“In my view, any artist that responds to this call for the Art Cart is being set up to fail because they are being asked to monitor and maintain this work for a period of two years. This is simply unprofessional and it is not standard practice in the field of public art.”
Artists can’t control the public’s treatment of their art, Hubbard explained.
“The public will interact with this work in ways that you can’t even begin to imagine,” Hubbard said. “Sometimes good, sometimes playful and fun, and sometimes not so much.
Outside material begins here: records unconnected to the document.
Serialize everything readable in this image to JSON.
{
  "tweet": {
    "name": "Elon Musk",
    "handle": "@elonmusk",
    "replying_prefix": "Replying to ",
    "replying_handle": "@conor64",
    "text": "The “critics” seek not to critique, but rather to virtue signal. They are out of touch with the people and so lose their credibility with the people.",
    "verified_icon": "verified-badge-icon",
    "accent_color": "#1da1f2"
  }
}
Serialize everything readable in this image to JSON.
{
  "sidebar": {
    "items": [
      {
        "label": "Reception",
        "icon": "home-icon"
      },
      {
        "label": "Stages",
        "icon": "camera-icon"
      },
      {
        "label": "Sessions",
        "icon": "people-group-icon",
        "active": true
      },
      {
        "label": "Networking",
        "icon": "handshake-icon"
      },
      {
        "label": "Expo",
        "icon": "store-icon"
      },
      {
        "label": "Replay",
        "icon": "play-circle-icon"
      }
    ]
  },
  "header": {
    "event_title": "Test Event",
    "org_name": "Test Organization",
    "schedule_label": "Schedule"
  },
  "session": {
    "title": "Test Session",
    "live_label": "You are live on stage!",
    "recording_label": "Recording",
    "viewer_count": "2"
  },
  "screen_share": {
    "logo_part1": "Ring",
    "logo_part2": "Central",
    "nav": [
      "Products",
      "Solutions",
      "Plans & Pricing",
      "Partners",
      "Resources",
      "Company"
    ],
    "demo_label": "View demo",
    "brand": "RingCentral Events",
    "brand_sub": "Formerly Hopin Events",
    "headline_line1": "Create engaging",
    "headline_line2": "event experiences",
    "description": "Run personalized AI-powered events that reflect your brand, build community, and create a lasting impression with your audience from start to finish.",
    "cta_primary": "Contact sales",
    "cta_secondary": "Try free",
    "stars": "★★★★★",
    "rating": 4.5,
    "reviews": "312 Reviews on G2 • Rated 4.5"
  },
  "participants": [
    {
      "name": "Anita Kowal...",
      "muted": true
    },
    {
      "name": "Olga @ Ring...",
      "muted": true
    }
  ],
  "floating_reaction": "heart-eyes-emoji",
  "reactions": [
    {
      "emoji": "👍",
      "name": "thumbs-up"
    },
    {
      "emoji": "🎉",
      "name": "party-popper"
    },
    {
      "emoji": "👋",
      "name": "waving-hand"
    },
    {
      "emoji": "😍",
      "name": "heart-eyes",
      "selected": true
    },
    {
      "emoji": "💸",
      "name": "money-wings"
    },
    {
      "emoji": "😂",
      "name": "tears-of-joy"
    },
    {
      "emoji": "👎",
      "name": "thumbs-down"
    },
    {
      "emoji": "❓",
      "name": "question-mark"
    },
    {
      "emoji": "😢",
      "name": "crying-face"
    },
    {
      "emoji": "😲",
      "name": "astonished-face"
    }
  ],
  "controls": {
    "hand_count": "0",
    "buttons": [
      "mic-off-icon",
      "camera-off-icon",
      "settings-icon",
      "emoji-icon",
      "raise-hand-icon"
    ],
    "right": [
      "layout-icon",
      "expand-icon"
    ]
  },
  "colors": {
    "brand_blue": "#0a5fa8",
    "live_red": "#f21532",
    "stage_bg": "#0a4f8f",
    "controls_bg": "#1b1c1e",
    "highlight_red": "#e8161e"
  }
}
I tell people to think of their worst-case scenario, to multiple it by 10 and then to check on social media because this may become the new image for your city if the project is not well thought out.”
Hubbard said many of the local artists that he’s spoken to are upset about the Public Art Master Plan.
“Public art is not about tourism,” Hubbard said. “It may be an ancillary benefit, but it is not the reason you build this work and you put art out in the public. This plan is a recipe for disaster in the hands of an arts council, who, left to their own devices, seems uninterested in engaging artists or the community and seeks the path of least resistance… I’m asking you to pull the plug, to put a hold on this project and to engage the community.”
Guilfoyle immediately disagreed with Hubbard’s assessment of plan and strongly defended the Greater Augusta Arts Council.
“The Arts Council does a lot to benefit this community,” he said, adding that Arts in the Heart of Augusta is one of the biggest festivals in the CSRA. “Just look at Arts in the Heart. That might not be art to you, but it shows art during that whole weekend.”
While Williams said he fully supported the Greater Augusta Arts Council, he insisted that the city needs to hear all sides of a situation, especially when it involves the public.
“I like to always have a different perspective versus just one,” he said.
In the end, the commission took Hubbard’s request as information, but refused to halt the project.
Instead, commissioners invited Hubbard to attend the next public meeting of the Greater Augusta Arts Council to learn more about the public art plan.
But Hubbard insisted that the Art Cart could easily become the next big disaster for downtown Augusta.
He stated that there needs to be more pubic input into the project.
“Otherwise, you run into what, in the industry is usually called Plop Art, which is where it feels like something just fell out of the sky and landed there,” Hubbard said. “And that builds resentment because people don’t feel like they are a part of that. They don’t feel like it represents them and they don’t feel like they were included in it.”
“I’m not waiting anymore,” Williams said. “I’ve decided I’m going to take James Brown Boulevard and make it really honor James Brown from Laney Walker Boulevard all the way down to Broad Street with statues and everything.”
While Williams still hopes that downtown will move forward with its plans to promote James Brown, he said he knows for a fact that the neighborhoods surrounding Laney Walker Boulevard down to Broad Street will embrace the idea of creating a gateway into downtown honoring the “hardest working man in show business.”
“We aren’t going to limit it to just that area, but I want to enhance that corridor,” Williams said. “Where better to honor James Brown than on James Brown Boulevard? That’s the area he grew up in and it heads straight into downtown. So I think it’s a great start. I’m ready to get moving on it. No more waiting.”